At a time when rural people in low-income countries are facing steep increases in food prices and the devastating effects of climate change are contributing to an increase in hunger and poverty, Canada announced today that it will increase its funding to the UN’s International Fund for Agricultural Development (IFAD) to support the resilience of small-scale farmers and the prosperity of rural communities.
Harjit S. Sajjan, Canada’s Minister of International Development, announced today at a side event of the Tokyo Nutrition for Growth Summit that Canada will contribute an additional CA$37.5 million (roughly US$27.7 million) to IFAD’s Twelfth Replenishment, a three-year process in which the Member States commit funds to the organization for its work beginning in 2022. This is a 50% increase above the government’s initial commitment of CA$75 million (about US$55.5 million), increasing Canada’s total contribution to CA$112.5 million (around US$83.2 million).
In addition, Canada contributed a CA$340 million (about US$255 million) loan with exceptionally favorable terms to assist climate-smart and gender-sensitive agriculture techniques. Actions like these will help IFAD accomplish its pledge to double its impact by 2030 while also advancing toward the Sustainable Development Goals, particularly SDG #1 (no poverty) and SDG #2 (zero hunger).
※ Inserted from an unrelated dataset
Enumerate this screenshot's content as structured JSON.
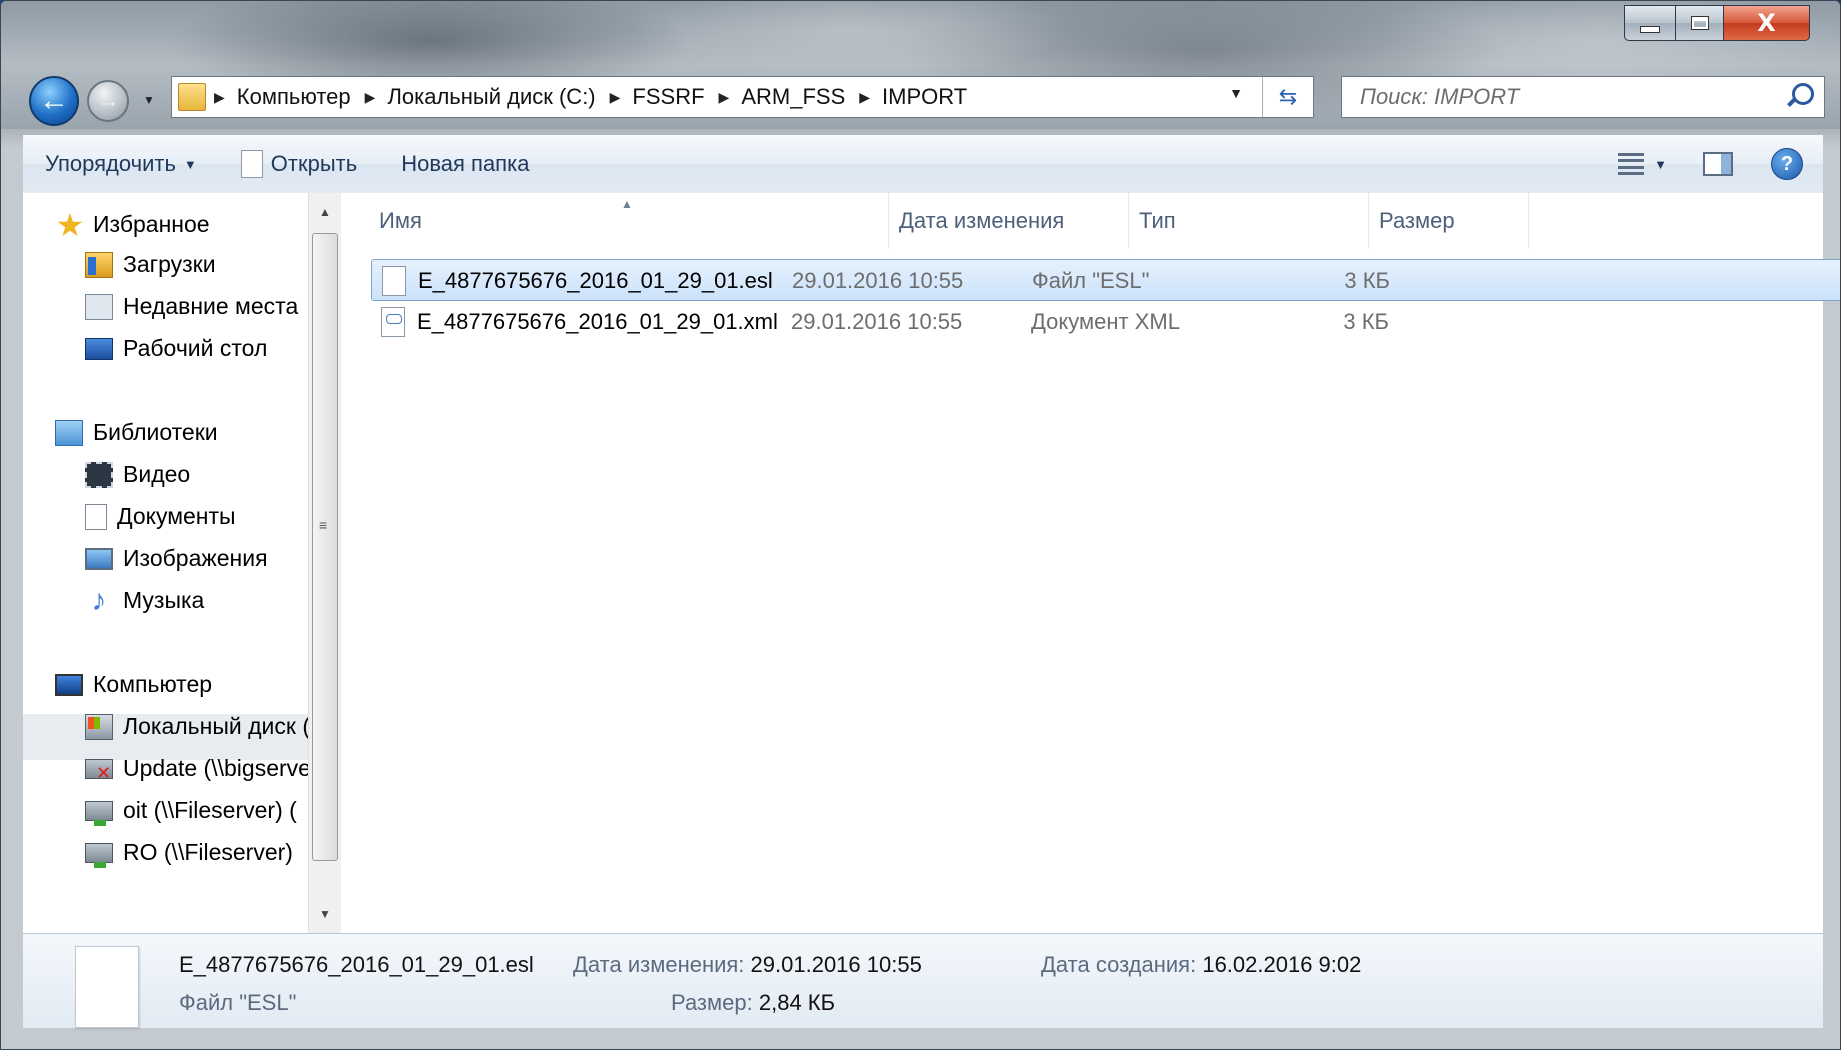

IFAD will use the Canadian contribution to help finance its loan and grant programme, which is expected to total up to US$3.5 billion over the next three years. Through improved market access and rural financial services, nearly 110 million rural people will be able to enhance their production and income. It will also improve food security and nutrition for the world’s most vulnerable people, as well as promote climate resilience and contribute to job creation, particularly for women and youth.
The International Fund for Agricultural Development (IFAD) was founded by Canada. It has contributed more than US$551 million to the Fund’s core resources throughout the years, with an emphasis on women’s empowerment and gender equality, improved rural livelihoods, better nutrition, and climate adaption.
IFAD has become a leader in rural women’s empowerment thanks to Canada’s sustained support, with women now accounting for 50 percent of participants in IFAD-funded programmes and initiatives.
IFAD is a United Nations-affiliated international financial organization and specialized agency focused on ending rural poverty in developing nations. Its goal is to make agriculture, rural economies, and food systems more inclusive, productive, resilient to climate change, and long-term sustainability. Rural areas are home to eight out of ten of the world’s poorest people, and agriculture is their primary source of income.